WHAT YOU SHOULD DO | Return all the data verbatim but without images.
*** Opening EXCERPTED RECORDS ***
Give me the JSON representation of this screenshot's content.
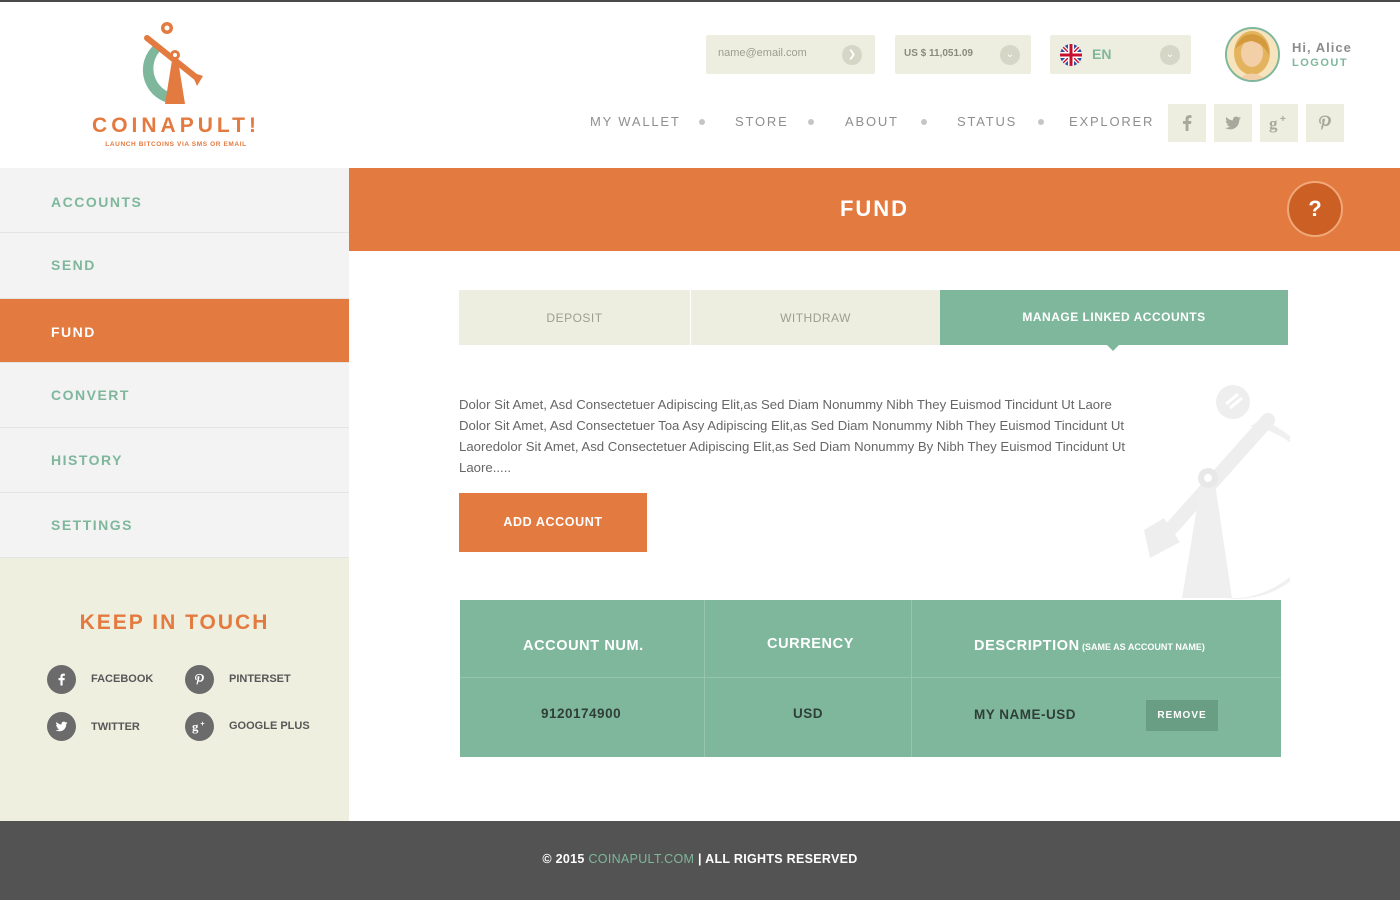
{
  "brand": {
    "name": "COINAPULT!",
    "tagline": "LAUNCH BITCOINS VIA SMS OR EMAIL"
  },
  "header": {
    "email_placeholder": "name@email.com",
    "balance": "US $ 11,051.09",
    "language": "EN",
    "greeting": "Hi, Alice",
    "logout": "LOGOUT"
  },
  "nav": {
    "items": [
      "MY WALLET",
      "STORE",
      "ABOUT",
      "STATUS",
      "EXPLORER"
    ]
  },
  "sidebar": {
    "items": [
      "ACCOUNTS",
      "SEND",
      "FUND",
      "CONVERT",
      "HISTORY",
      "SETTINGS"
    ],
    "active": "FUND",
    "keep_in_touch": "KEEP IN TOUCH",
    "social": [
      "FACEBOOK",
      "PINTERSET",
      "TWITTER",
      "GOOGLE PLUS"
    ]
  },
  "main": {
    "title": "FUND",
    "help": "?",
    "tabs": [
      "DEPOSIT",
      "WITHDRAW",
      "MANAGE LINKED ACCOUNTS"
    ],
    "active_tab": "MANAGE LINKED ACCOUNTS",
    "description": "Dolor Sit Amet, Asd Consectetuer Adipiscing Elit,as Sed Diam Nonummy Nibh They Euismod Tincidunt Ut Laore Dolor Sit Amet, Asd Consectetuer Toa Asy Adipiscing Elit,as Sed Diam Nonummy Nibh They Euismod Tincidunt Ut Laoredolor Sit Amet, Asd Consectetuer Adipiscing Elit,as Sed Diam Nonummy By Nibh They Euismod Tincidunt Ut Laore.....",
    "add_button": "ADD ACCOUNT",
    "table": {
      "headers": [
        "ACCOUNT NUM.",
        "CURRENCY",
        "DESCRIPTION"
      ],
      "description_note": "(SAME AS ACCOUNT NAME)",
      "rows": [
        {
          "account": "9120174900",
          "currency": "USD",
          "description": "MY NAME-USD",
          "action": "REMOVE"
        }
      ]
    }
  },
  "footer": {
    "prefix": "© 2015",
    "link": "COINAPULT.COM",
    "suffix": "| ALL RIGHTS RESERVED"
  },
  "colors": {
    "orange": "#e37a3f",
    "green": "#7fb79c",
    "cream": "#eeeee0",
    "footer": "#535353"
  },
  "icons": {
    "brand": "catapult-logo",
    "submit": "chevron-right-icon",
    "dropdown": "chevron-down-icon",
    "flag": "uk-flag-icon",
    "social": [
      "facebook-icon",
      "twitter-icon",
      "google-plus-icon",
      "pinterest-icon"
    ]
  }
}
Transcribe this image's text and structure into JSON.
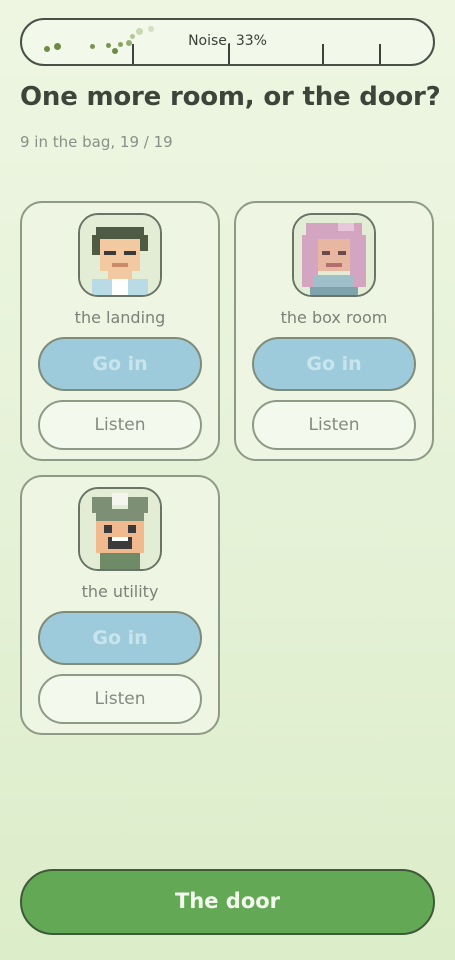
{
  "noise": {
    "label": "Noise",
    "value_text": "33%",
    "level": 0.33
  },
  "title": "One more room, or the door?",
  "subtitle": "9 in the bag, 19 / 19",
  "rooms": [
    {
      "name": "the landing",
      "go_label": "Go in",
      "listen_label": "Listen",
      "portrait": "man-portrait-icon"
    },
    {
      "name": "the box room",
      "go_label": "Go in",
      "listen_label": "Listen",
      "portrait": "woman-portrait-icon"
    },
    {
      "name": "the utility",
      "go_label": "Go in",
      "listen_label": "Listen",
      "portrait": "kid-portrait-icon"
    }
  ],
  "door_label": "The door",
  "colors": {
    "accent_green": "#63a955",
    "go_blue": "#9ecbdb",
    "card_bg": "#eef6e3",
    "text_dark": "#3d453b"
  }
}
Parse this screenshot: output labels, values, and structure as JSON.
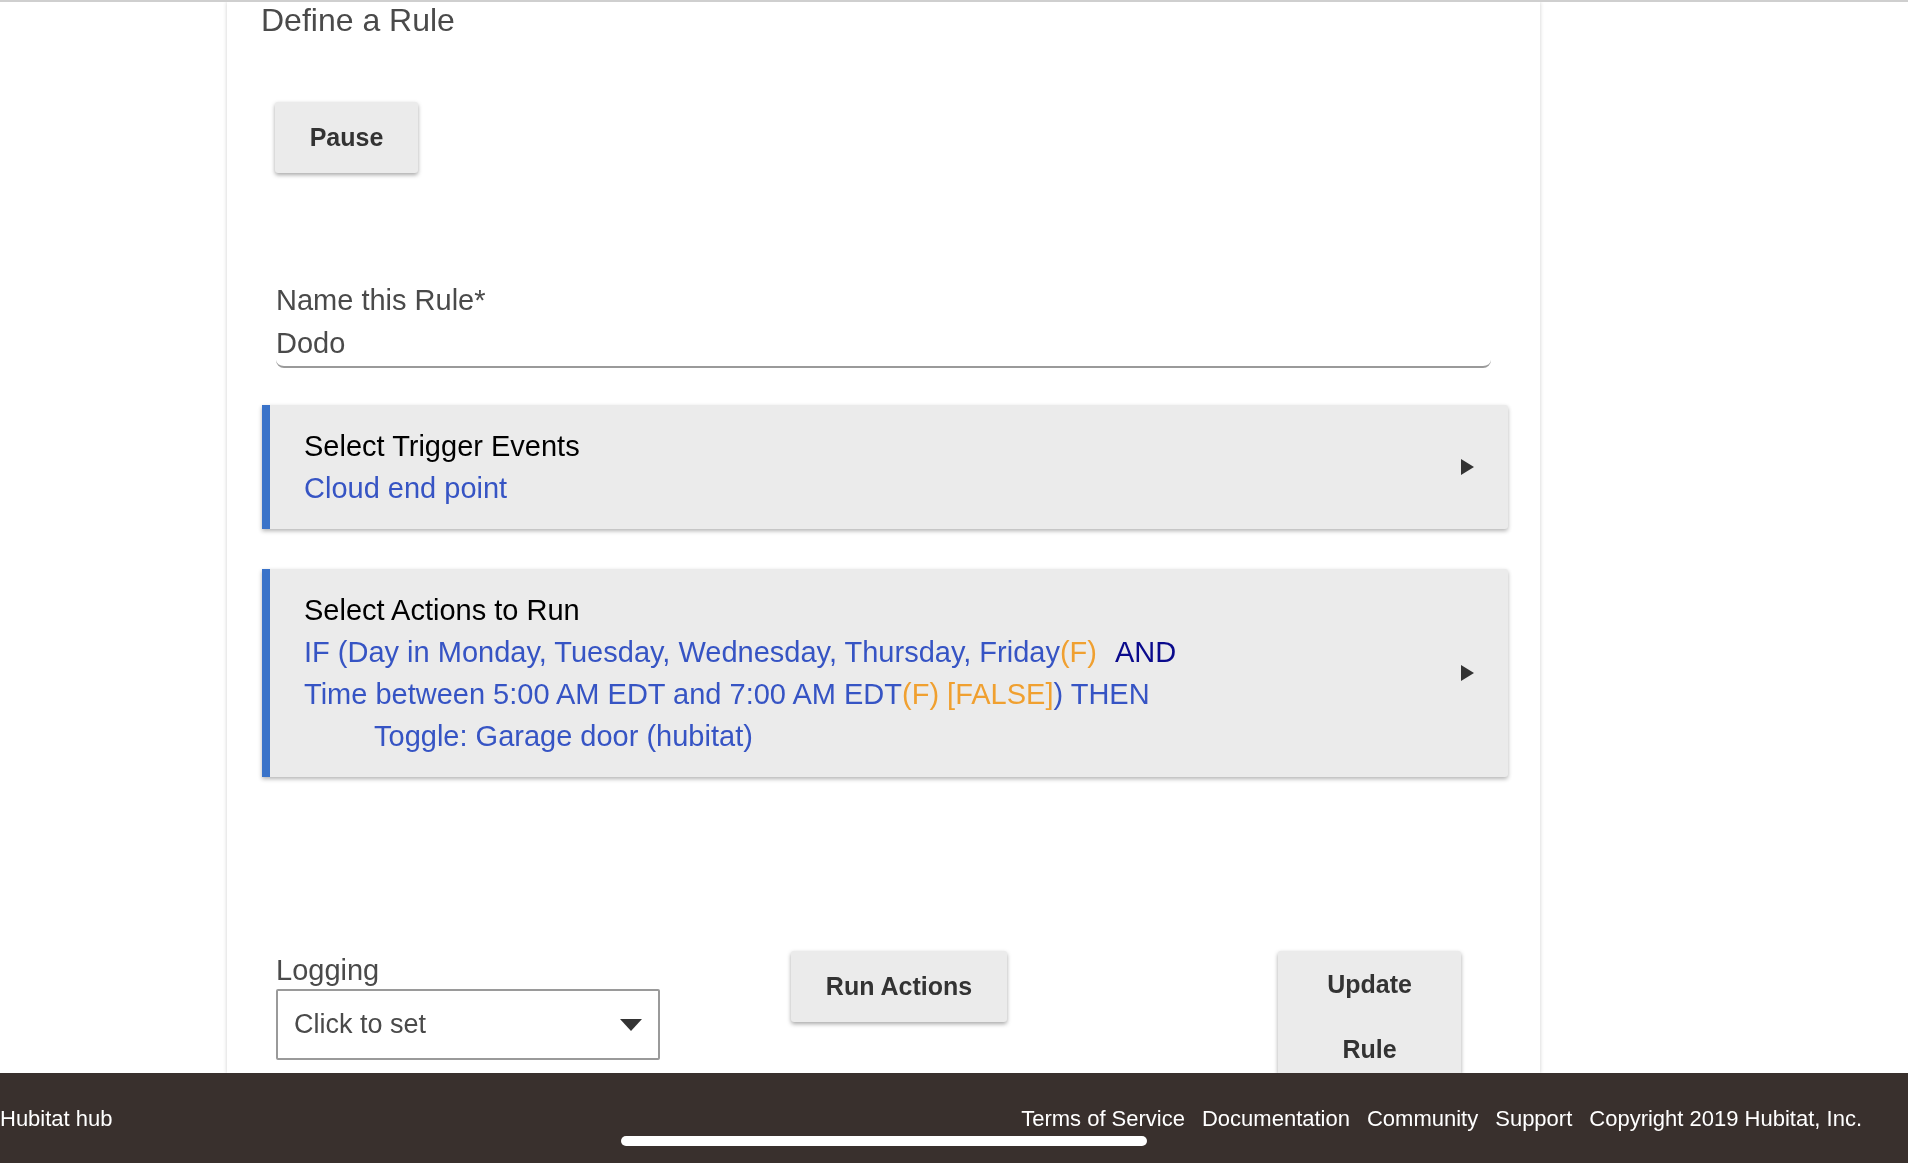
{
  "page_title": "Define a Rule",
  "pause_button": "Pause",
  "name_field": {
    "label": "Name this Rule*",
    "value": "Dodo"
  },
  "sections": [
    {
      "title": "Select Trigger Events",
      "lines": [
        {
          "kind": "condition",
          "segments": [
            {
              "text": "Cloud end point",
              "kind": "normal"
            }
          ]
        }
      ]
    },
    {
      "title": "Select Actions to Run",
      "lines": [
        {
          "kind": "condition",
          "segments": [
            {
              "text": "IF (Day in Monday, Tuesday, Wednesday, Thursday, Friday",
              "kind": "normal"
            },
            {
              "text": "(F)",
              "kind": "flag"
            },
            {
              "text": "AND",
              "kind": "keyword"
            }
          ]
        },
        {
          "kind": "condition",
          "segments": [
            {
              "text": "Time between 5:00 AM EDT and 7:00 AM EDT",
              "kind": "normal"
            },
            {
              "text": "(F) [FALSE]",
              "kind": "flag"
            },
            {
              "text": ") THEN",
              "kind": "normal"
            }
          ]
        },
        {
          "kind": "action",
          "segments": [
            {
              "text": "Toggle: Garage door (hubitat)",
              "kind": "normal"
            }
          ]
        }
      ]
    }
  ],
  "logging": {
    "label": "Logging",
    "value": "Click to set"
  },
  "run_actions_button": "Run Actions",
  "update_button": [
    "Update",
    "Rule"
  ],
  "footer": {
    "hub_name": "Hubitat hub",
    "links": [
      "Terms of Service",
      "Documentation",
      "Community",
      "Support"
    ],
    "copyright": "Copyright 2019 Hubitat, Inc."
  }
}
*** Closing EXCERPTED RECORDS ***
ANSWER SECTION |
Give me the JSON representation of this screenshot's content.
{
  "brand": {
    "name": "COINAPULT!",
    "tagline": "LAUNCH BITCOINS VIA SMS OR EMAIL"
  },
  "header": {
    "email_placeholder": "name@email.com",
    "balance": "US $ 11,051.09",
    "language": "EN",
    "greeting": "Hi, Alice",
    "logout": "LOGOUT"
  },
  "nav": {
    "items": [
      "MY WALLET",
      "STORE",
      "ABOUT",
      "STATUS",
      "EXPLORER"
    ]
  },
  "sidebar": {
    "items": [
      "ACCOUNTS",
      "SEND",
      "FUND",
      "CONVERT",
      "HISTORY",
      "SETTINGS"
    ],
    "active": "FUND",
    "keep_in_touch": "KEEP IN TOUCH",
    "social": [
      "FACEBOOK",
      "PINTERSET",
      "TWITTER",
      "GOOGLE PLUS"
    ]
  },
  "main": {
    "title": "FUND",
    "help": "?",
    "tabs": [
      "DEPOSIT",
      "WITHDRAW",
      "MANAGE LINKED ACCOUNTS"
    ],
    "active_tab": "MANAGE LINKED ACCOUNTS",
    "description": "Dolor Sit Amet, Asd Consectetuer Adipiscing Elit,as Sed Diam Nonummy Nibh They Euismod Tincidunt Ut Laore Dolor Sit Amet, Asd Consectetuer Toa Asy Adipiscing Elit,as Sed Diam Nonummy Nibh They Euismod Tincidunt Ut Laoredolor Sit Amet, Asd Consectetuer Adipiscing Elit,as Sed Diam Nonummy By Nibh They Euismod Tincidunt Ut Laore.....",
    "add_button": "ADD ACCOUNT",
    "table": {
      "headers": [
        "ACCOUNT NUM.",
        "CURRENCY",
        "DESCRIPTION"
      ],
      "description_note": "(SAME AS ACCOUNT NAME)",
      "rows": [
        {
          "account": "9120174900",
          "currency": "USD",
          "description": "MY NAME-USD",
          "action": "REMOVE"
        }
      ]
    }
  },
  "footer": {
    "prefix": "© 2015",
    "link": "COINAPULT.COM",
    "suffix": "| ALL RIGHTS RESERVED"
  },
  "colors": {
    "orange": "#e37a3f",
    "green": "#7fb79c",
    "cream": "#eeeee0",
    "footer": "#535353"
  },
  "icons": {
    "brand": "catapult-logo",
    "submit": "chevron-right-icon",
    "dropdown": "chevron-down-icon",
    "flag": "uk-flag-icon",
    "social": [
      "facebook-icon",
      "twitter-icon",
      "google-plus-icon",
      "pinterest-icon"
    ]
  }
}
Transcribe this image's text and structure into JSON.
{
  "noise": {
    "label": "Noise",
    "value_text": "33%",
    "level": 0.33
  },
  "title": "One more room, or the door?",
  "subtitle": "9 in the bag, 19 / 19",
  "rooms": [
    {
      "name": "the landing",
      "go_label": "Go in",
      "listen_label": "Listen",
      "portrait": "man-portrait-icon"
    },
    {
      "name": "the box room",
      "go_label": "Go in",
      "listen_label": "Listen",
      "portrait": "woman-portrait-icon"
    },
    {
      "name": "the utility",
      "go_label": "Go in",
      "listen_label": "Listen",
      "portrait": "kid-portrait-icon"
    }
  ],
  "door_label": "The door",
  "colors": {
    "accent_green": "#63a955",
    "go_blue": "#9ecbdb",
    "card_bg": "#eef6e3",
    "text_dark": "#3d453b"
  }
}
Parse this screenshot: output labels, values, and structure as JSON.
{
  "page_title": "Define a Rule",
  "pause_button": "Pause",
  "name_field": {
    "label": "Name this Rule*",
    "value": "Dodo"
  },
  "sections": [
    {
      "title": "Select Trigger Events",
      "lines": [
        {
          "kind": "condition",
          "segments": [
            {
              "text": "Cloud end point",
              "kind": "normal"
            }
          ]
        }
      ]
    },
    {
      "title": "Select Actions to Run",
      "lines": [
        {
          "kind": "condition",
          "segments": [
            {
              "text": "IF (Day in Monday, Tuesday, Wednesday, Thursday, Friday",
              "kind": "normal"
            },
            {
              "text": "(F)",
              "kind": "flag"
            },
            {
              "text": "AND",
              "kind": "keyword"
            }
          ]
        },
        {
          "kind": "condition",
          "segments": [
            {
              "text": "Time between 5:00 AM EDT and 7:00 AM EDT",
              "kind": "normal"
            },
            {
              "text": "(F) [FALSE]",
              "kind": "flag"
            },
            {
              "text": ") THEN",
              "kind": "normal"
            }
          ]
        },
        {
          "kind": "action",
          "segments": [
            {
              "text": "Toggle: Garage door (hubitat)",
              "kind": "normal"
            }
          ]
        }
      ]
    }
  ],
  "logging": {
    "label": "Logging",
    "value": "Click to set"
  },
  "run_actions_button": "Run Actions",
  "update_button": [
    "Update",
    "Rule"
  ],
  "footer": {
    "hub_name": "Hubitat hub",
    "links": [
      "Terms of Service",
      "Documentation",
      "Community",
      "Support"
    ],
    "copyright": "Copyright 2019 Hubitat, Inc."
  }
}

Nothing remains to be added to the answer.